▶ **Required work**:
Give only the number of lines in the records that include "JSON".

▶ **Extracted material**:

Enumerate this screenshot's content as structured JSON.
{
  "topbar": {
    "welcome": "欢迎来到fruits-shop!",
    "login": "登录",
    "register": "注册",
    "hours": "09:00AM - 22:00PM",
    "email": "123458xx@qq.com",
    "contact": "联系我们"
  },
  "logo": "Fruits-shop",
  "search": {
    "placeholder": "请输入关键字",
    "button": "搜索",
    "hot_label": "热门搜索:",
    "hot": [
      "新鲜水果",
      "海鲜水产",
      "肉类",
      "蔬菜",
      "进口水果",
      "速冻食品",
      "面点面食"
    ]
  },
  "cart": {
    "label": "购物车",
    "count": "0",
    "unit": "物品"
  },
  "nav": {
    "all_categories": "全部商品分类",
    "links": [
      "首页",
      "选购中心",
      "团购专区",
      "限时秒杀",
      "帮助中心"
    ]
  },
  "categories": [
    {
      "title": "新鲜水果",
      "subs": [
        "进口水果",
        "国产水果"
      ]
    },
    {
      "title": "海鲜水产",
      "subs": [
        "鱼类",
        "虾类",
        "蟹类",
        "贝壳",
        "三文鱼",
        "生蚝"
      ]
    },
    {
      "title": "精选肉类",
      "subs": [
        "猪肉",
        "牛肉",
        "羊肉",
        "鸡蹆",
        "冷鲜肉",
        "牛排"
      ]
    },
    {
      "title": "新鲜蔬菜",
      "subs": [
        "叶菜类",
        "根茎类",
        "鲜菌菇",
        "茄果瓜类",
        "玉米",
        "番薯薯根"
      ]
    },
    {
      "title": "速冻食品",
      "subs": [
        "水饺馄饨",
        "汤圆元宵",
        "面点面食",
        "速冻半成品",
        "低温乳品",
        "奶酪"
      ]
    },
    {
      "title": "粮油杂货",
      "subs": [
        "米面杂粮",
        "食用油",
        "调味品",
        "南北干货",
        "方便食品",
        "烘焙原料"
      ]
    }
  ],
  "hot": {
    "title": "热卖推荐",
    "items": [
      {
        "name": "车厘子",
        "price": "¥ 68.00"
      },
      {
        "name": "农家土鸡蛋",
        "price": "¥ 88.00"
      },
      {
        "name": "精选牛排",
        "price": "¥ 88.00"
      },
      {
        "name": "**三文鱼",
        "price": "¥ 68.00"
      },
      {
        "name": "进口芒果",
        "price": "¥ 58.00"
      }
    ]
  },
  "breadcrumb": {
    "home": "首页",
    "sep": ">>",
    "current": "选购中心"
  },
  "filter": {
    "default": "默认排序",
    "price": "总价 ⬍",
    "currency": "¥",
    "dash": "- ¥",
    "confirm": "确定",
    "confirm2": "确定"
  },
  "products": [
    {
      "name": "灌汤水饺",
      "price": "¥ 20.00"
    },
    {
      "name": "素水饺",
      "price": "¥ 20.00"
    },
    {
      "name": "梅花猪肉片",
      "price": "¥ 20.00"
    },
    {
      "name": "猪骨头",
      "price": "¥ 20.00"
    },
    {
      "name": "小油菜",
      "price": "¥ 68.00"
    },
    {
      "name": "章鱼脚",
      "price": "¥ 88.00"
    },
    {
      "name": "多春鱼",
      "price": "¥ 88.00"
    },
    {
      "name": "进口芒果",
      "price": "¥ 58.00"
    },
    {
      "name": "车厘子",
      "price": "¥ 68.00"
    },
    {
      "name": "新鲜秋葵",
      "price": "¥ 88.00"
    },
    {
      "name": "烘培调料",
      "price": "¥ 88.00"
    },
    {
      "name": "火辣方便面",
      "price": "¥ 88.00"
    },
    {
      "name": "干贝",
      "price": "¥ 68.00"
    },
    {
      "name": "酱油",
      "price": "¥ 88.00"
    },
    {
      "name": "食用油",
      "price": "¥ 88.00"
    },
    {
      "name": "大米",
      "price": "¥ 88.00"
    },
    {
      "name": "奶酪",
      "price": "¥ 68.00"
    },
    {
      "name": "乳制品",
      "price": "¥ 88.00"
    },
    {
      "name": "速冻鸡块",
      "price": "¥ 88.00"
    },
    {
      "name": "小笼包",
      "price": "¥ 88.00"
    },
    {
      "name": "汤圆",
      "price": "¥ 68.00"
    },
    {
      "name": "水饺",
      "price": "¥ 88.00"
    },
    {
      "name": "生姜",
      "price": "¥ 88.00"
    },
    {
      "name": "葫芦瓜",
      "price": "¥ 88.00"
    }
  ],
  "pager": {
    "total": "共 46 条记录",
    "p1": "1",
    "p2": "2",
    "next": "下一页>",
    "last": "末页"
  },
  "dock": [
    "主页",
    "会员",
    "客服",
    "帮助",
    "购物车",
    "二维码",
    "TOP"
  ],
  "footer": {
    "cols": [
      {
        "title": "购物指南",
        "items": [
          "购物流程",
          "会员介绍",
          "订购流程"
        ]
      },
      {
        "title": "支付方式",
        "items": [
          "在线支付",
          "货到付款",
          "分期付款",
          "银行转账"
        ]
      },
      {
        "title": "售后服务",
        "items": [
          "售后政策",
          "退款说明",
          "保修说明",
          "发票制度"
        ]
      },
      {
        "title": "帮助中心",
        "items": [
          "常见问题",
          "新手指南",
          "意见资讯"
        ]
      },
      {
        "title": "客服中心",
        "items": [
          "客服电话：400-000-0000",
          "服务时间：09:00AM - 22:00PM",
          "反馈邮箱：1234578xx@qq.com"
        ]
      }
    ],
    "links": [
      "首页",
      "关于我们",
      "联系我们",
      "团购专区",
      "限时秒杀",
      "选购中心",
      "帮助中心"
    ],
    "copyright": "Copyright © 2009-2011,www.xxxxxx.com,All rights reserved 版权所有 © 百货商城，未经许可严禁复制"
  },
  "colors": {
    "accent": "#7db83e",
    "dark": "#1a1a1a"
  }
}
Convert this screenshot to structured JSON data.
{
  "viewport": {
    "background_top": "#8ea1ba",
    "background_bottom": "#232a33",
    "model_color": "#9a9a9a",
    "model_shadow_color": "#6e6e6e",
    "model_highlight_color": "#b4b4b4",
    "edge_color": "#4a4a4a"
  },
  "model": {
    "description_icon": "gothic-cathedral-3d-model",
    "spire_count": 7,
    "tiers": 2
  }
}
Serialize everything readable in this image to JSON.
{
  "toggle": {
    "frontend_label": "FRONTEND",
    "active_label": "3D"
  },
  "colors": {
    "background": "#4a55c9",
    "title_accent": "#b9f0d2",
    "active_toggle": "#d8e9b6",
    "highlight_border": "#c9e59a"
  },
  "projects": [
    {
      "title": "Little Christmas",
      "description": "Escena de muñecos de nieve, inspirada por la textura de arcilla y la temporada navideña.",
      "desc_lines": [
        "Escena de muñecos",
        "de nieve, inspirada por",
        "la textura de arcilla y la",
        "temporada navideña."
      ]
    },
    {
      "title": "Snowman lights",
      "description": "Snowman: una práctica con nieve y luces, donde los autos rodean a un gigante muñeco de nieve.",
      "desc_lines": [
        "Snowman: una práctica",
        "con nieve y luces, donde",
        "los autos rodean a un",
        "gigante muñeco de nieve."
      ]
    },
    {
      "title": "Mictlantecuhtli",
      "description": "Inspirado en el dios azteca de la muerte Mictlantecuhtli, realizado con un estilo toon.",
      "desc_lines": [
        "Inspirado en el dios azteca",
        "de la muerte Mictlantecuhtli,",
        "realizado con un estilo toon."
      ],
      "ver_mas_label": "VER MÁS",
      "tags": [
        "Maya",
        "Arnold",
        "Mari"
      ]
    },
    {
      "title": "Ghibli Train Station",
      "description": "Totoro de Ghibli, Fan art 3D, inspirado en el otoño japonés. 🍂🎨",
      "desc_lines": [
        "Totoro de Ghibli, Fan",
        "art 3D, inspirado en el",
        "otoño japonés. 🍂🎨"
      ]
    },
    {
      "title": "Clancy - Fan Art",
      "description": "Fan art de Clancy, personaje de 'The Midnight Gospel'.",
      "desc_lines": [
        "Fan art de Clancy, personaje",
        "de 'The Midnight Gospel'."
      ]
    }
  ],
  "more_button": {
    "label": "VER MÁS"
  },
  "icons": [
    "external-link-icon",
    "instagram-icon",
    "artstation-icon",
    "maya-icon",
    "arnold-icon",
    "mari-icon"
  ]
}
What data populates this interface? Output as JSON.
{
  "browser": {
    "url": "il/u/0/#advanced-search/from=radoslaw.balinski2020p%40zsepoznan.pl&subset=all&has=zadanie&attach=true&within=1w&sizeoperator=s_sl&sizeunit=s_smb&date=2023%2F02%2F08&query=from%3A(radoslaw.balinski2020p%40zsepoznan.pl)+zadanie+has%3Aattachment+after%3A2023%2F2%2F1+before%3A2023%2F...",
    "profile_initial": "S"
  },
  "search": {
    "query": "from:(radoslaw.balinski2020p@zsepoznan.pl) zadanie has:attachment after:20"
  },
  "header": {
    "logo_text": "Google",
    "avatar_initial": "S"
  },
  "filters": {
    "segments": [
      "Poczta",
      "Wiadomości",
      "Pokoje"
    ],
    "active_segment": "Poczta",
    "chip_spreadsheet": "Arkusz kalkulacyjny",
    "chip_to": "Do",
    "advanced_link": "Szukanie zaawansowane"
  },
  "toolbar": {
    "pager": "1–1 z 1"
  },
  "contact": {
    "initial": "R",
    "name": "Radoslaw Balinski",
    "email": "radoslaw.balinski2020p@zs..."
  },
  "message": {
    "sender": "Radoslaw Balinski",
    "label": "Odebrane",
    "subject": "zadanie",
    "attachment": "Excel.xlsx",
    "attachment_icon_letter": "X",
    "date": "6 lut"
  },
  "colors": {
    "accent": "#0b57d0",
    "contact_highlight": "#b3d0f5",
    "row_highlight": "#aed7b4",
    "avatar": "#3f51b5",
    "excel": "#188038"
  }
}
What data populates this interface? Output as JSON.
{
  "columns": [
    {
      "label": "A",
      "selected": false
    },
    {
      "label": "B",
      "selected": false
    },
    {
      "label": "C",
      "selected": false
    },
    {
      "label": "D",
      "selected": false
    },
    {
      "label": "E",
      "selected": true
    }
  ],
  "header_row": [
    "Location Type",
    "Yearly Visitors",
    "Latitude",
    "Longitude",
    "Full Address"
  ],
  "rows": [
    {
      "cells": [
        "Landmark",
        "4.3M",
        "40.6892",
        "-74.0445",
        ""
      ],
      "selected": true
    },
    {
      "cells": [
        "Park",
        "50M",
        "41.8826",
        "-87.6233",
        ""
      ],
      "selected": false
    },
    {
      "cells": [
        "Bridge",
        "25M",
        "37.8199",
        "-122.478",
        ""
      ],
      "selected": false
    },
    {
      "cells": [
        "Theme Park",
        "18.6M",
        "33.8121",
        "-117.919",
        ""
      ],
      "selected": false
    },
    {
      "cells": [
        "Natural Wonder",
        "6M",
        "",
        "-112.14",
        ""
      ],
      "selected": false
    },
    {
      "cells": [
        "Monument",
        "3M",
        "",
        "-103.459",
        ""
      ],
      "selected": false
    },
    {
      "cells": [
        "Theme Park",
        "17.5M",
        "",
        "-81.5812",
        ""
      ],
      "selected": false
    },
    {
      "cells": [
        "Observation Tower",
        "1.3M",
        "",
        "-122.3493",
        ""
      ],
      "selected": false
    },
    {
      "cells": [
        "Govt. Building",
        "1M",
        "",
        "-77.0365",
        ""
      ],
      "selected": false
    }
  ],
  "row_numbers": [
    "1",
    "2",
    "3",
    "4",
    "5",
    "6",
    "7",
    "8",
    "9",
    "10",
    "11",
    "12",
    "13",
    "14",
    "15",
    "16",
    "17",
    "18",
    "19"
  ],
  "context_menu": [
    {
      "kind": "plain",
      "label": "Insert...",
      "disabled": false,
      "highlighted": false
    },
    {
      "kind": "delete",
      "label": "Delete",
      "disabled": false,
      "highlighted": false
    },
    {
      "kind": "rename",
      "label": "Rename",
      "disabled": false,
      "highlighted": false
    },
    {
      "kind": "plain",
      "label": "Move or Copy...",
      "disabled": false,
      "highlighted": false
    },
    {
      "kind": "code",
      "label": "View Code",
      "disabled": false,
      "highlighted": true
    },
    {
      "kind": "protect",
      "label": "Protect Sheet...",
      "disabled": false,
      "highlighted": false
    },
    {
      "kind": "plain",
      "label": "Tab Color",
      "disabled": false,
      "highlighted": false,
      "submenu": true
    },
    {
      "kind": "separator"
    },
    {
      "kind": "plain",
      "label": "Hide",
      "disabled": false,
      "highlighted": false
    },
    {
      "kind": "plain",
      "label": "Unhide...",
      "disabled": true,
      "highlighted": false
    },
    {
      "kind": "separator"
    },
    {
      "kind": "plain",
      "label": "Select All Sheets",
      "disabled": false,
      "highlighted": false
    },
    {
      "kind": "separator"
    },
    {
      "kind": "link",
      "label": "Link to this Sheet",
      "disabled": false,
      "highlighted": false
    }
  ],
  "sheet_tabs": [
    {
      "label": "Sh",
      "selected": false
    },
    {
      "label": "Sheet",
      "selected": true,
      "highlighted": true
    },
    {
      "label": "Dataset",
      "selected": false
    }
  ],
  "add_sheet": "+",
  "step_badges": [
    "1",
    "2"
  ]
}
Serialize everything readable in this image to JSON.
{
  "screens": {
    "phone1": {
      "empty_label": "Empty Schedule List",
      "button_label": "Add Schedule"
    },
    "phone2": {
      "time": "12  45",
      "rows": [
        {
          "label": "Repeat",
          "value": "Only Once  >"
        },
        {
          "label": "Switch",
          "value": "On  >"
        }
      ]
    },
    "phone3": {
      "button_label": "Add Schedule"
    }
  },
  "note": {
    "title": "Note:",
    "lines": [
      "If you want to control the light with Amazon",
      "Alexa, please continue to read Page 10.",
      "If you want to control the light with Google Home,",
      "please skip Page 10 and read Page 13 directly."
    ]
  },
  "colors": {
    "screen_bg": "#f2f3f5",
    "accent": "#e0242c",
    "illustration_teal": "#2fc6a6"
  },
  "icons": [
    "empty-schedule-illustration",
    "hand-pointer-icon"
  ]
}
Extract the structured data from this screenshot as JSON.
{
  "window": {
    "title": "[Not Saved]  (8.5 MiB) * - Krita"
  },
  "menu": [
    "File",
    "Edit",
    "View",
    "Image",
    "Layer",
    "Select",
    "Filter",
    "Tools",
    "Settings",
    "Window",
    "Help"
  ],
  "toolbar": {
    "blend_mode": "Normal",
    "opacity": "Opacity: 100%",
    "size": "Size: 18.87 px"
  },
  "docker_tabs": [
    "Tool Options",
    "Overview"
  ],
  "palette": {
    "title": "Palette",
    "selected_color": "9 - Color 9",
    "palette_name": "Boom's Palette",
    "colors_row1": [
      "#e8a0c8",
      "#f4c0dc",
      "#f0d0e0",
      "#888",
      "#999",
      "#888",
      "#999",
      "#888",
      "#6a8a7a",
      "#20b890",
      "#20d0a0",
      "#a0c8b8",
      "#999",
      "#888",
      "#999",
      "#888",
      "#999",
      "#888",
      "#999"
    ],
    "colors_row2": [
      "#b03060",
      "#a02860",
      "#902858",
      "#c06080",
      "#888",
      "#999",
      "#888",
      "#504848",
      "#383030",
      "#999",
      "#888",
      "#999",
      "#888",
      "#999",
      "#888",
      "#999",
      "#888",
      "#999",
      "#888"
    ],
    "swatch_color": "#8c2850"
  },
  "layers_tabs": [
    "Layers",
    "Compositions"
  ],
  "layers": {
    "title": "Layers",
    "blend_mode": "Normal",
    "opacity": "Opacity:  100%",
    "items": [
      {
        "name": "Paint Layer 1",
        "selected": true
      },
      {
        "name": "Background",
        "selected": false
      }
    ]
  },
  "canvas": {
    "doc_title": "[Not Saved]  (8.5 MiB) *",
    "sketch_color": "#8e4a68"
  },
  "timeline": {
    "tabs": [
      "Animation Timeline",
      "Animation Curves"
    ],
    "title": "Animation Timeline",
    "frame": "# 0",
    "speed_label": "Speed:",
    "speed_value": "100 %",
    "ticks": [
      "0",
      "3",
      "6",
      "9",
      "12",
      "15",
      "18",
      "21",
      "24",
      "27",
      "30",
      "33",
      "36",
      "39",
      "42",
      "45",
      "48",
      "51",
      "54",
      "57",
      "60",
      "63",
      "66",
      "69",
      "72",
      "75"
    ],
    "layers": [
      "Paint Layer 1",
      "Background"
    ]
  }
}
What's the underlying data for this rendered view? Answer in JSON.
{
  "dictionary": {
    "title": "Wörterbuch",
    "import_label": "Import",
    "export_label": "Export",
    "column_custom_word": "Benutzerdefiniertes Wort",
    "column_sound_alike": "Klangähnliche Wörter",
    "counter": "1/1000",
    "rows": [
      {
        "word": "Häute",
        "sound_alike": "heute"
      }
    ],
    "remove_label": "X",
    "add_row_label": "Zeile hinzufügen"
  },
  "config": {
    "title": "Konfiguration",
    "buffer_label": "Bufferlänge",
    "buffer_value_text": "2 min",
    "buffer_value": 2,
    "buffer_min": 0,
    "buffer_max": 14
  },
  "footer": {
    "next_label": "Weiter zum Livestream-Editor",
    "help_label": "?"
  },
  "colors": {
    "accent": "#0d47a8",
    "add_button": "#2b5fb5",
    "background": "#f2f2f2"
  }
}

▶ **Output**:
8